Since that story in 1998, Nance has become a fellow traveler, often departing his Chicago apartment before dawn with his camera bag on his shoulder in search of marvelous light.
Nance, 54, is best known to Lexingtonians as the Herald-Leader's arts writer for 10 years starting in 1988. On Friday evening, he returns as an artist in his own right, with an exhibit of his photography at the Hunt-Morgan House that is part of Gallery Hop.
Photography has been part of his journalistic toolkit since his days as a military journalist serving in the Army at Fort Belvoir in northern Virginia, Nance says. He even took a graduate-level course in photojournalism at the University of South Carolina with Jack Hillwig, who went on to teach at Eastern Kentucky University.
"He taught me the history of photojournalism, a lot of the basic philosophies and theory of photography," Nance says.
But then Nance went to work for several newspapers — including the Herald-Leader, The Tennessean in Nashville and the Chicago Sun-Times — that had their own photography staffs; there was rarely a need for him to shoot photographs for his work. At the time, he says, he probably would not have been able to approach the level of the work done by the staff photojournalists at the papers where he worked.
"Malcolm Gladwell, the author and New Yorker writer, has this theory that you have to have 10,000 hours of practice in an activity or discipline to go beyond a level of mere proficiency," Nance says. "I didn't have that."
But Nance shifted focus in 2012, after being laid off from a job as director of public affairs for a Chicago architecture firm. His primary source of income is still journalism; he is a freelance writer whose work has appeared in The Wall Street Journal, USA Today and other publications. But setting his own schedule has also given Nance time to work at his photography, much of which he says is taken within 10 blocks of his apartment near Lake Michigan.
It is different from the photojournalism he used to pursue. Nance says his work now is about capturing feelings, mood and light.
The Internet, particularly Facebook, gave Nance a place to show his work, which caught the eye of Sheila Omer Ferrell, executive director of the Blue Grass Trust for Historic Preservation. Nance used to write about Ferrell and her husband, Lexington theater director Joe Ferrell, when they ran the now-defunct Phoenix Group Theatre.

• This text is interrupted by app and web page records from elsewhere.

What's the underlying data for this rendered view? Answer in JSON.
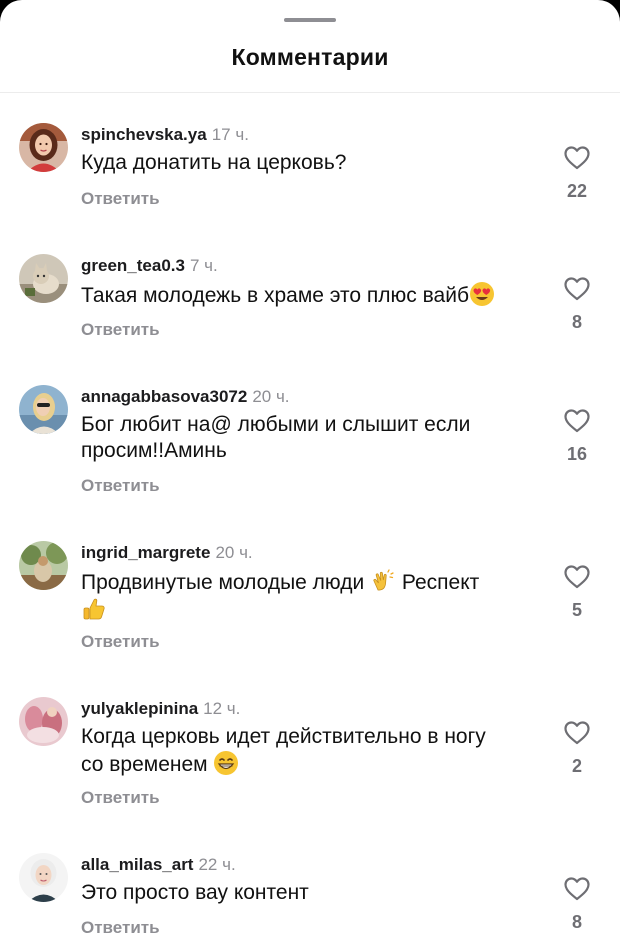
{
  "sheet": {
    "title": "Комментарии"
  },
  "comments": [
    {
      "username": "spinchevska.ya",
      "time": "17 ч.",
      "text": "Куда донатить на церковь?",
      "reply_label": "Ответить",
      "likes": "22",
      "avatar_icon": "profile-photo-woman"
    },
    {
      "username": "green_tea0.3",
      "time": "7 ч.",
      "text": "Такая молодежь в храме это плюс вайб",
      "emoji": "heart-eyes-emoji",
      "reply_label": "Ответить",
      "likes": "8",
      "avatar_icon": "profile-photo-cat"
    },
    {
      "username": "annagabbasova3072",
      "time": "20 ч.",
      "text_lines": [
        "Бог любит на@ любыми и слышит если",
        "просим!!Аминь"
      ],
      "reply_label": "Ответить",
      "likes": "16",
      "avatar_icon": "profile-photo-woman-blonde"
    },
    {
      "username": "ingrid_margrete",
      "time": "20 ч.",
      "text_before_emoji": "Продвинутые молодые люди",
      "emoji_1": "clapping-hands-emoji",
      "text_after_emoji": "Респект",
      "emoji_2": "thumbs-up-emoji",
      "reply_label": "Ответить",
      "likes": "5",
      "avatar_icon": "profile-photo-garden"
    },
    {
      "username": "yulyaklepinina",
      "time": "12 ч.",
      "text_lines": [
        "Когда церковь идет действительно в ногу",
        "со временем"
      ],
      "emoji": "grinning-face-emoji",
      "reply_label": "Ответить",
      "likes": "2",
      "avatar_icon": "profile-photo-pink"
    },
    {
      "username": "alla_milas_art",
      "time": "22 ч.",
      "text": "Это просто вау контент",
      "reply_label": "Ответить",
      "likes": "8",
      "avatar_icon": "profile-photo-woman-light"
    }
  ],
  "colors": {
    "background": "#ffffff",
    "text": "#111111",
    "secondary": "#8e8e93",
    "like_count": "#6e6e73"
  }
}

The Trust presents art exhibits at the Hunt-Morgan House as part of Gallery Hop, and Ferrell asked Nance if he would be interested in showing his pieces.
"I'm so looking forward to seeing my old friends from Lexington again," Nance says. "I honestly don't care if they buy a picture. I just want them to come see the work and see me and have a reunion. If they like a photograph enough to buy it, that's the cherry on top."
Nance, who also has a show on display in Chicago and is working on some other exhibits, says he hopes photography becomes a significant stream of revenue. Regardless, he says, he is happy the unpleasant experience of losing a job has opened up an invigorating creative outlet.
"While it's probably true that nothing I do as a photographer has not been done before by somebody else, it hasn't been done by me," Nance says. "It's a new way of seeing the world, and I enjoy it in a way that is very specific. It brings me a lot of satisfaction and joy."